It’s sad because in today’s musical climate, great music gets swallowed up on a regular basis. Luckily for you, our loyal readers, we’re here to shine a light whenever possible on said diamonds in the rough! Today we’re focusing on a band that shouldn’t need an introduction….but here it is anyway!
That band in question is Audiotopsy who feature in their ranks former members of Mudvayne, HELLYEAH, and Skrape and have returned with a blistering sophomore album that feeds off the energy of their debut to create a sound that’s all their own.
“War” takes listeners back to a time when it was okay to slap any two words together or deliberately spell your band name with the wrong letters and is just an in-your-face reminder of the potency when members of Mudvayne and Skrape collaborate once again as Audiotopsy. But it’s “Hologram” that follows which really starts this shiznit, though, with Greg Tribbett’s riffage on full display and shredding along while Matthew McDonough pounds away with reckless abandon behind the kit.
“Panic On The Airwaves” is like this Stone Temple Pilots/Alice In Chains hybrid combined with the absolute best tones nu-metal had to offer as lyrics like “I’ll forever be unhinged” ring out from Billy Keeton’s maw. Elsewhere, “Fade Away” is the kind of beast you’d come to expect when members of two nu-metal maelstroms collide as it pummels loudly yet retains a melodic side.
“Hurt Down”, on the other hand, is a wholly different mammer jammer with its’ moody and acoustic passages. For me, this is kind of like the third Audioslave album where it had similarities to the members’ former outfits but represented what the evolution of the collaboration should yield. That’s “Hurt Down” in a nutshell. “What Am I” continues that trend and is easy to hear why this was one of the bands’ lead off tracks with a catchy ass chorus accompanied by this sonic bludgeoning that’s easily become part of Audiotopsy’s signature sound.
“If Only” is loud and brash interspersed with proggy passages fueled by Perry Stern’s bass and McDonough’s syncopated attacks. Then we get to “A Death Benefit”. And it’s fucking weird. And that’s why it’s such a stand out.

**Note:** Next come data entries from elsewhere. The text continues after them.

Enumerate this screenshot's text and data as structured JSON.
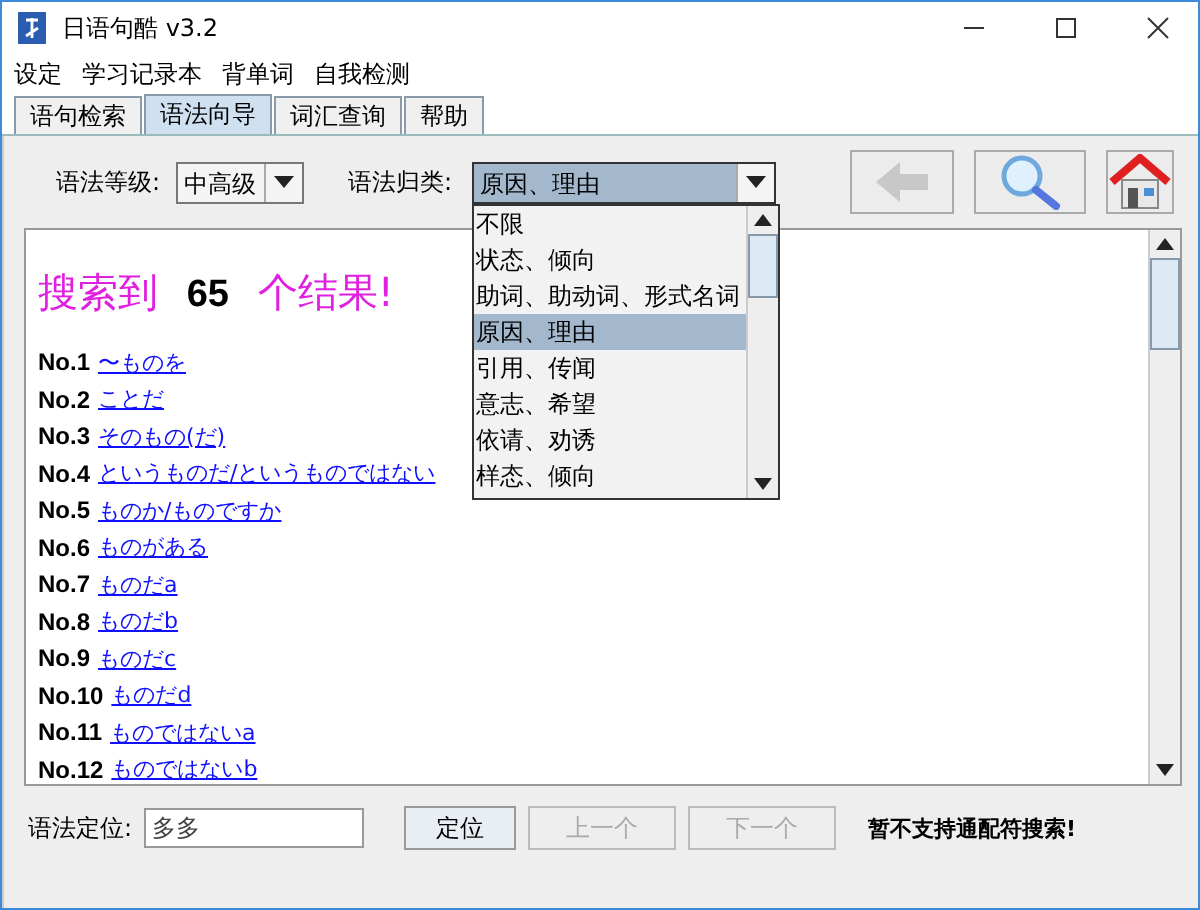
{
  "window": {
    "title": "日语句酷 v3.2"
  },
  "menu": [
    "设定",
    "学习记录本",
    "背单词",
    "自我检测"
  ],
  "tabs": [
    {
      "label": "语句检索",
      "selected": false
    },
    {
      "label": "语法向导",
      "selected": true
    },
    {
      "label": "词汇查询",
      "selected": false
    },
    {
      "label": "帮助",
      "selected": false
    }
  ],
  "level_select": {
    "label": "语法等级:",
    "value": "中高级"
  },
  "category_select": {
    "label": "语法归类:",
    "value": "原因、理由",
    "expanded": true,
    "options": [
      {
        "label": "不限",
        "selected": false
      },
      {
        "label": "状态、倾向",
        "selected": false
      },
      {
        "label": "助词、助动词、形式名词",
        "selected": false
      },
      {
        "label": "原因、理由",
        "selected": true
      },
      {
        "label": "引用、传闻",
        "selected": false
      },
      {
        "label": "意志、希望",
        "selected": false
      },
      {
        "label": "依请、劝诱",
        "selected": false
      },
      {
        "label": "样态、倾向",
        "selected": false
      }
    ]
  },
  "toolbar": {
    "back_disabled": true
  },
  "results": {
    "prefix": "搜索到",
    "count": "65",
    "suffix": "个结果!",
    "items": [
      {
        "no": "No.1",
        "text": "〜ものを"
      },
      {
        "no": "No.2",
        "text": "ことだ"
      },
      {
        "no": "No.3",
        "text": "そのもの(だ)"
      },
      {
        "no": "No.4",
        "text": "というものだ/というものではない"
      },
      {
        "no": "No.5",
        "text": "ものか/ものですか"
      },
      {
        "no": "No.6",
        "text": "ものがある"
      },
      {
        "no": "No.7",
        "text": "ものだa"
      },
      {
        "no": "No.8",
        "text": "ものだb"
      },
      {
        "no": "No.9",
        "text": "ものだc"
      },
      {
        "no": "No.10",
        "text": "ものだd"
      },
      {
        "no": "No.11",
        "text": "ものではないa"
      },
      {
        "no": "No.12",
        "text": "ものではないb"
      }
    ]
  },
  "footer": {
    "label": "语法定位:",
    "value": "多多",
    "locate": "定位",
    "prev": {
      "label": "上一个",
      "disabled": true
    },
    "next": {
      "label": "下一个",
      "disabled": true
    },
    "note": "暂不支持通配符搜索!"
  }
}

With this fuzzed out intro and a cacophonous array of swirling noises, this track like most on The Real Now is the sound of a band really finding their footing and creating something unique within the current musical climate.